The one-time pad, which is an unbreakable cryptosystem, was described by Frank Miller in 1882 as a means of encrypting telegrams. It was rediscovered by Gilbert Vernam and Joseph Mauborgne around 1918. In terms of security, it is the best possible system, but implementation makes it unsuitable for most applications.
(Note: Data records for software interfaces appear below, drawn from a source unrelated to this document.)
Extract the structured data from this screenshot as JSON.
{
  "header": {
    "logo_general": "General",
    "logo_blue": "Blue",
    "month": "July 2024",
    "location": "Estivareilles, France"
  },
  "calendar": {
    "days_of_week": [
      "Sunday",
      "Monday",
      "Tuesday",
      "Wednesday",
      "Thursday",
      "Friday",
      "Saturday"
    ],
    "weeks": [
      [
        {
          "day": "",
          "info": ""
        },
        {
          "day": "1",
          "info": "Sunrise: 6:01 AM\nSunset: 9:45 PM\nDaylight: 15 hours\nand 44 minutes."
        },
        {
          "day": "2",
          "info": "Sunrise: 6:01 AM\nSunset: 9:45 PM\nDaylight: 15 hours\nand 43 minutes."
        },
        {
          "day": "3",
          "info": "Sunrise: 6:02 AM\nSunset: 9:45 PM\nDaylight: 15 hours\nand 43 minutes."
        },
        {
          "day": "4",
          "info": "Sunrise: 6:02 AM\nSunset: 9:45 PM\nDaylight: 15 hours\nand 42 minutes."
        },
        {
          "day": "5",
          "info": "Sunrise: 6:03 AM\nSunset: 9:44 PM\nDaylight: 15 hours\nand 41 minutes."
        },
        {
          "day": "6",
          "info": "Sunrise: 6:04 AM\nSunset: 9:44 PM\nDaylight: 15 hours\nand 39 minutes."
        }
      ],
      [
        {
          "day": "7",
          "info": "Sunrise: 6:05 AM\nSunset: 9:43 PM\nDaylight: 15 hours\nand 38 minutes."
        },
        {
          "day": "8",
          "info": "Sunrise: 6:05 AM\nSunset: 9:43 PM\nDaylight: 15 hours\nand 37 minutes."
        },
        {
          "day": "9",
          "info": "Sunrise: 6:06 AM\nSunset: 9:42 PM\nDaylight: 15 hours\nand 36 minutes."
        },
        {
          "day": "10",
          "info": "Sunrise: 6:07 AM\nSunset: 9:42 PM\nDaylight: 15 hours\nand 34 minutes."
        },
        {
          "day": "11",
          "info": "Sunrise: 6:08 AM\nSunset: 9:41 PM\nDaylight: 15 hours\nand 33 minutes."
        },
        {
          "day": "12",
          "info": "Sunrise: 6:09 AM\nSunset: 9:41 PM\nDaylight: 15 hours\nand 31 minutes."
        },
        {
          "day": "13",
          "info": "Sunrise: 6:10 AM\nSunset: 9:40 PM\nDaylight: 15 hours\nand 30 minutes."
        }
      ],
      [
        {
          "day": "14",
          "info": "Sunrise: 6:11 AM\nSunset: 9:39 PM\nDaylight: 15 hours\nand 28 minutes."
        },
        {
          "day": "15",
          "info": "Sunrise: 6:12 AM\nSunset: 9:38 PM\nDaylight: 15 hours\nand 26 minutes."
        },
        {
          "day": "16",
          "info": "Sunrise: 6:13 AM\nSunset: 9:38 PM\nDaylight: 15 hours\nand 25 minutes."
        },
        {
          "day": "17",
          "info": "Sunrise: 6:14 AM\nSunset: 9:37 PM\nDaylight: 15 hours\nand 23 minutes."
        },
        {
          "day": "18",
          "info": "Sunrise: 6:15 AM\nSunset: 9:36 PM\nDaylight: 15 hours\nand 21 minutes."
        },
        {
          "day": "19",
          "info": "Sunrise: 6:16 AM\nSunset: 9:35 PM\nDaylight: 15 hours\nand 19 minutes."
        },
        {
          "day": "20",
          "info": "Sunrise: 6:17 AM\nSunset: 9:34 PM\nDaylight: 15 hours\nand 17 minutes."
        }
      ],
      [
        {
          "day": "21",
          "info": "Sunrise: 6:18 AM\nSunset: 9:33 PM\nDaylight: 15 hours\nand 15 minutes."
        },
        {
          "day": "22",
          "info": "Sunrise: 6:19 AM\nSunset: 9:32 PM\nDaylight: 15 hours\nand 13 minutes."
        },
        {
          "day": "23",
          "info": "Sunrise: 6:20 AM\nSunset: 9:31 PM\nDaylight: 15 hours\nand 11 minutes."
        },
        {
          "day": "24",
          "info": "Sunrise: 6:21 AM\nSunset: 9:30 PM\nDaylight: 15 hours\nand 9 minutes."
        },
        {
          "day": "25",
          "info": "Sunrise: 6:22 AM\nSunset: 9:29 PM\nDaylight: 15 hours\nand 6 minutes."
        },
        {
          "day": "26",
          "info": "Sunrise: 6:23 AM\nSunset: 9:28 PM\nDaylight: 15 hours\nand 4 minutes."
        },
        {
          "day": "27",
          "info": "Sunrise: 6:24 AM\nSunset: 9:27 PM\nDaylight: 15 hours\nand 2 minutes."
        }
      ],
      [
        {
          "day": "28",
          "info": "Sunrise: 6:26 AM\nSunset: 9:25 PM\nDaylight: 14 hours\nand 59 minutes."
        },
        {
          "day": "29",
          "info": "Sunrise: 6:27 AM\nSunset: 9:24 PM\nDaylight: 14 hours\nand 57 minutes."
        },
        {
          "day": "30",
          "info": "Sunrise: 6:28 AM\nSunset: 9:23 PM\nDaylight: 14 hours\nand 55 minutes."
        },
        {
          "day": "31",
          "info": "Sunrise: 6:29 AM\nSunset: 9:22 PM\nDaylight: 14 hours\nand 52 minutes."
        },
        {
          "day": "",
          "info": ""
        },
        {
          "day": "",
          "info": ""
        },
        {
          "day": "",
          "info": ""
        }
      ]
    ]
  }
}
In this chapter, we introduce the one-time pad and show why a given key should not be used more than once. We then introduce the important concepts of perfect secrecy and ciphertext indistinguishability, topics that have become prominent in cryptography in recent years.